Task description - Search the records for the word "Created". Copy every line where it appears.

Records for this task -
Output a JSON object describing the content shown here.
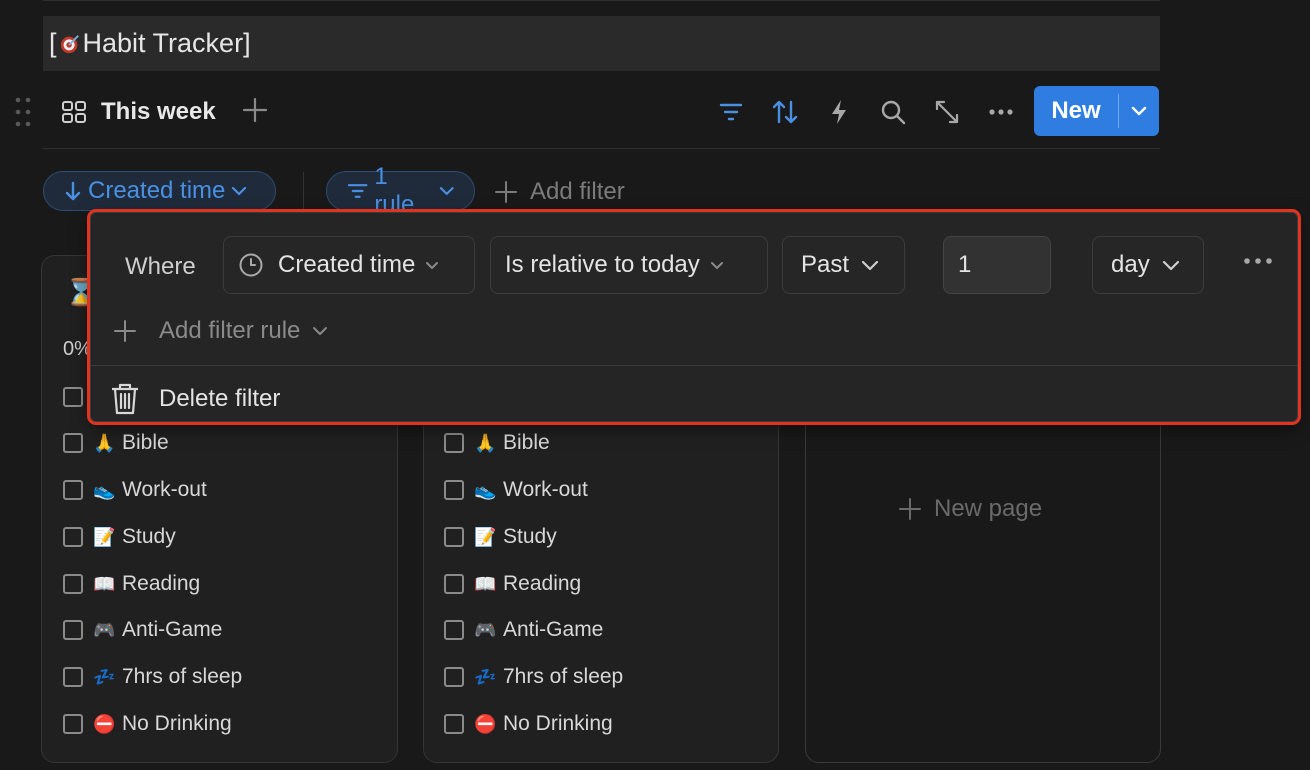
{
  "page": {
    "title_prefix": "[",
    "title_text": "Habit Tracker]",
    "title_icon": "target-icon"
  },
  "toolbar": {
    "view_label": "This week",
    "view_icon": "gallery-grid-icon",
    "new_label": "New",
    "accent": "#2f7de1"
  },
  "filter_bar": {
    "sort_label": "Created time",
    "rule_label": "1 rule",
    "add_filter_label": "Add filter"
  },
  "filter_popup": {
    "where_label": "Where",
    "property": "Created time",
    "condition": "Is relative to today",
    "direction": "Past",
    "amount": "1",
    "unit": "day",
    "add_rule_label": "Add filter rule",
    "delete_label": "Delete filter",
    "highlight_color": "#e2331f"
  },
  "cards": [
    {
      "header_icon": "⌛",
      "progress": "0%",
      "items": [
        {
          "emoji": "🙏",
          "label": "Bible"
        },
        {
          "emoji": "👟",
          "label": "Work-out"
        },
        {
          "emoji": "📝",
          "label": "Study"
        },
        {
          "emoji": "📖",
          "label": "Reading"
        },
        {
          "emoji": "🎮",
          "label": "Anti-Game"
        },
        {
          "emoji": "💤",
          "label": "7hrs of sleep"
        },
        {
          "emoji": "⛔",
          "label": "No Drinking"
        }
      ]
    },
    {
      "items": [
        {
          "emoji": "🙏",
          "label": "Bible"
        },
        {
          "emoji": "👟",
          "label": "Work-out"
        },
        {
          "emoji": "📝",
          "label": "Study"
        },
        {
          "emoji": "📖",
          "label": "Reading"
        },
        {
          "emoji": "🎮",
          "label": "Anti-Game"
        },
        {
          "emoji": "💤",
          "label": "7hrs of sleep"
        },
        {
          "emoji": "⛔",
          "label": "No Drinking"
        }
      ]
    }
  ],
  "new_page_label": "New page"
}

Task output -
    "sort_label": "Created time",
    "property": "Created time",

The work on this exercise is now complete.